When you visit your eye care specialist for your annual exam, do you often hear eye health terms that you’re unfamiliar with? When you’re told your vision is 20/20 (or 20/100), what exactly does that mean? If the eye care specialist tells you that your son has myopia and needs corrective lenses, what exactly is myopia?

The eye care professionals at Carson Optical have compiled a list of common eye health terms you may hear at your next visit:


Myopia, better known as nearsightedness, is a refractive error in which your eye does not bend or refract light properly. Since the light cannot focus correctly, close objects appear clear but distant objects are often blurred and difficult to differentiate.

According to the American Academy of Ophthalmology, nearly 25% of Americans are afflicted with this vision condition. An inherited condition, it is often discovered in children between ages eight and 12 years old. Nearsightedness can worsen during adolescence, but vision usually stabilizes in adulthood. Severe myopia can increase your risk of having a detached retina in the future. An annual eye exam will detect whether or not you are nearsighted. Fortunately, most cases of myopia can be corrected with glass or contact lenses.

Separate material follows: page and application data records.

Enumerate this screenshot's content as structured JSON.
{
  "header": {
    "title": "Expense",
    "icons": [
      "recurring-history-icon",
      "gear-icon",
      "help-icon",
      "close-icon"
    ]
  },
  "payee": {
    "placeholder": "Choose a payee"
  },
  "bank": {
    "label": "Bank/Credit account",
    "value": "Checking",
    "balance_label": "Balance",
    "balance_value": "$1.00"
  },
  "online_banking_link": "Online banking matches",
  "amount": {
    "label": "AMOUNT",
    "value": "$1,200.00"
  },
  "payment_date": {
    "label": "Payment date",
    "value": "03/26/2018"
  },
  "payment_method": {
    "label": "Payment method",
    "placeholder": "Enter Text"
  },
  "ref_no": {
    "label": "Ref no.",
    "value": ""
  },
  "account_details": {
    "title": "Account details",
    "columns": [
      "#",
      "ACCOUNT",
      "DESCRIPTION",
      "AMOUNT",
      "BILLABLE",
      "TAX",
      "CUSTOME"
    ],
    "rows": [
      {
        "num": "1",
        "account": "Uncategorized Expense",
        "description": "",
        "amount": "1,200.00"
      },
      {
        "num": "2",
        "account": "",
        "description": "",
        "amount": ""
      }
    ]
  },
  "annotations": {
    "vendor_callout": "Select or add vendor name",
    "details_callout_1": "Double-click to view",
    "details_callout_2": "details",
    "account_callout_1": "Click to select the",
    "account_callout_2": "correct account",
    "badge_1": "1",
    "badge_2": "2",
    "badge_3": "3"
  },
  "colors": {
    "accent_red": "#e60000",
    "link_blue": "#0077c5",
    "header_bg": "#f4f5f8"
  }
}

Also referred to as farsightedness, hyperopia is a vision condition in which you are able to see distant objects clearly but cannot focus on close-up objects. Similar to myopia in that your eye does not refract light properly, in the case of hyperopia the light focuses behind your retina causing blurred vision. This is caused by an unusually shortened shape of the eye.

Hyperopia is a genetic condition, although many young children are temporarily farsighted. Often times, the condition self-corrects as the eyes grow in length.

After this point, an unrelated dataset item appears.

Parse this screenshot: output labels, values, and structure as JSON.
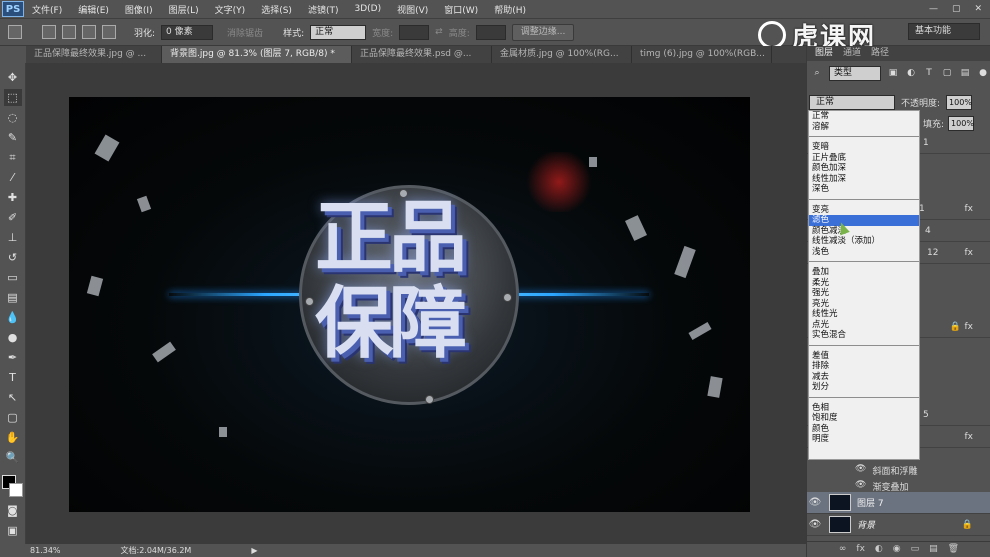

For those who remain farsighted into adolescence and adulthood, headaches and eye fatigue are common due to the constant effort to focus. Reading glasses can help with eye strain early on, but eventually, prescription glasses or contacts may be needed to help your see better at all distances.


From the Greek word meaning “old eye,” presbyopia is a condition in which your eyes gradually lose the ability to see things clearly up close. This occurs due to the increasing inflexibility or hardening of the lens, making it more difficult to focus.

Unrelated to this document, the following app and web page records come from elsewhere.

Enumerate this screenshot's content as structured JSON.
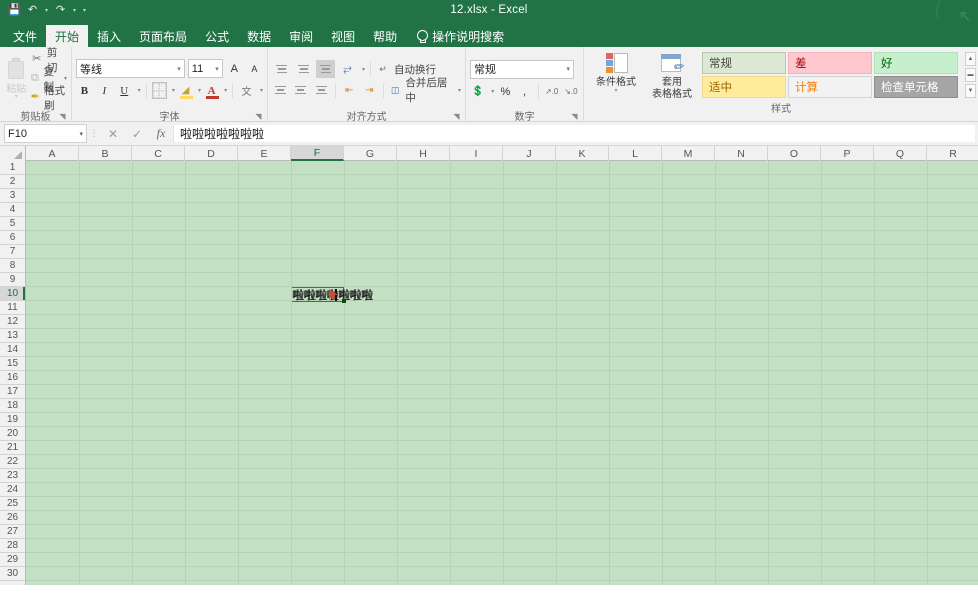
{
  "window": {
    "title": "12.xlsx  -  Excel",
    "quick_access": [
      {
        "name": "save",
        "glyph": "Ὃe"
      },
      {
        "name": "undo",
        "glyph": "↶"
      },
      {
        "name": "redo",
        "glyph": "↷"
      },
      {
        "name": "customize",
        "glyph": "▾"
      }
    ]
  },
  "tabs": [
    {
      "label": "文件",
      "active": false
    },
    {
      "label": "开始",
      "active": true
    },
    {
      "label": "插入",
      "active": false
    },
    {
      "label": "页面布局",
      "active": false
    },
    {
      "label": "公式",
      "active": false
    },
    {
      "label": "数据",
      "active": false
    },
    {
      "label": "审阅",
      "active": false
    },
    {
      "label": "视图",
      "active": false
    },
    {
      "label": "帮助",
      "active": false
    }
  ],
  "tell_me": "操作说明搜索",
  "ribbon": {
    "clipboard": {
      "label": "剪贴板",
      "paste": "粘贴",
      "items": [
        {
          "label": "剪切",
          "icon": "scissors-icon",
          "glyph": "✂"
        },
        {
          "label": "复制",
          "icon": "copy-icon",
          "glyph": "⧉"
        },
        {
          "label": "格式刷",
          "icon": "format-painter-icon",
          "glyph": "✒"
        }
      ]
    },
    "font": {
      "label": "字体",
      "font_name": "等线",
      "font_size": "11",
      "grow_font": "A",
      "shrink_font": "A",
      "bold": "B",
      "italic": "I",
      "underline": "U",
      "fill_color": "◆",
      "font_color": "A",
      "phonetic": "文"
    },
    "alignment": {
      "label": "对齐方式",
      "wrap_text": "自动换行",
      "merge_center": "合并后居中",
      "orientation_icon": "orientation-icon"
    },
    "number": {
      "label": "数字",
      "format": "常规",
      "percent": "%",
      "comma": ",",
      "accounting": "国"
    },
    "styles": {
      "label": "样式",
      "conditional_formatting": "条件格式",
      "format_as_table_line1": "套用",
      "format_as_table_line2": "表格格式",
      "gallery": [
        {
          "label": "常规",
          "bg": "#dbe8d4",
          "fg": "#444444",
          "border": "#b7c9ae"
        },
        {
          "label": "差",
          "bg": "#ffc7ce",
          "fg": "#9c0006",
          "border": "#f0b4bc"
        },
        {
          "label": "好",
          "bg": "#c6efce",
          "fg": "#006100",
          "border": "#b0dfb8"
        },
        {
          "label": "适中",
          "bg": "#ffeb9c",
          "fg": "#9c6500",
          "border": "#efd98b"
        },
        {
          "label": "计算",
          "bg": "#f2f2f2",
          "fg": "#fa7d00",
          "border": "#d4d4d4"
        },
        {
          "label": "检查单元格",
          "bg": "#a5a5a5",
          "fg": "#ffffff",
          "border": "#8f8f8f"
        }
      ],
      "scroll_up": "▲",
      "scroll_more": "▬",
      "scroll_down": "▼"
    }
  },
  "formula_bar": {
    "name_box": "F10",
    "cancel_icon": "✕",
    "enter_icon": "✓",
    "function_icon": "fx",
    "value": "啦啦啦啦啦啦啦"
  },
  "grid": {
    "columns": [
      "A",
      "B",
      "C",
      "D",
      "E",
      "F",
      "G",
      "H",
      "I",
      "J",
      "K",
      "L",
      "M",
      "N",
      "O",
      "P",
      "Q",
      "R"
    ],
    "selected_column": "F",
    "rows": [
      1,
      2,
      3,
      4,
      5,
      6,
      7,
      8,
      9,
      10,
      11,
      12,
      13,
      14,
      15,
      16,
      17,
      18,
      19,
      20,
      21,
      22,
      23,
      24,
      25,
      26,
      27,
      28,
      29,
      30
    ],
    "selected_row": 10,
    "active_cell": "F10",
    "cell_text": "啦啦啦啦啦啦啦",
    "editing": true,
    "background_color": "#c4e0c4",
    "gridline_color": "#b4d3b4"
  },
  "theme": {
    "accent": "#217346",
    "ribbon_bg": "#f1f1f1",
    "header_bg": "#f1f1f1"
  }
}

Unlike hyperopia, presbyopia is an age-related, progressive condition that affects almost everyone at some point in life. While there is no way to reverse or stop presbyopia, it can be corrected with glasses, contact lenses, or surgery. Progressive lenses may be prescribed if you have trouble focusing at near and far distances.


Astigmatism occurs when the eyeball isn’t perfectly round, caused by an irregularly shaped cornea or an unequal curvature in the lens of your eye. This imperfection makes light rays unable to properly focus on the retina. Because your eye is unable to focus rays of light on a single point, your vision can become blurry or distorted at both near and far distances. Astigmatism is a genetically inherited condition and can occur in combination with nearsightedness or farsightedness.

At Carson Optical, our focus is on you. Our knowledge and expertise allow us to blend personal communication with precision eyewear fitting techniques. Family-owned and -operated since 1972, we maintain the highest standards in customer service year after year. To schedule an appointment, call 813-681-3863 or fill out our online request form. We look forward to building a relationship with you!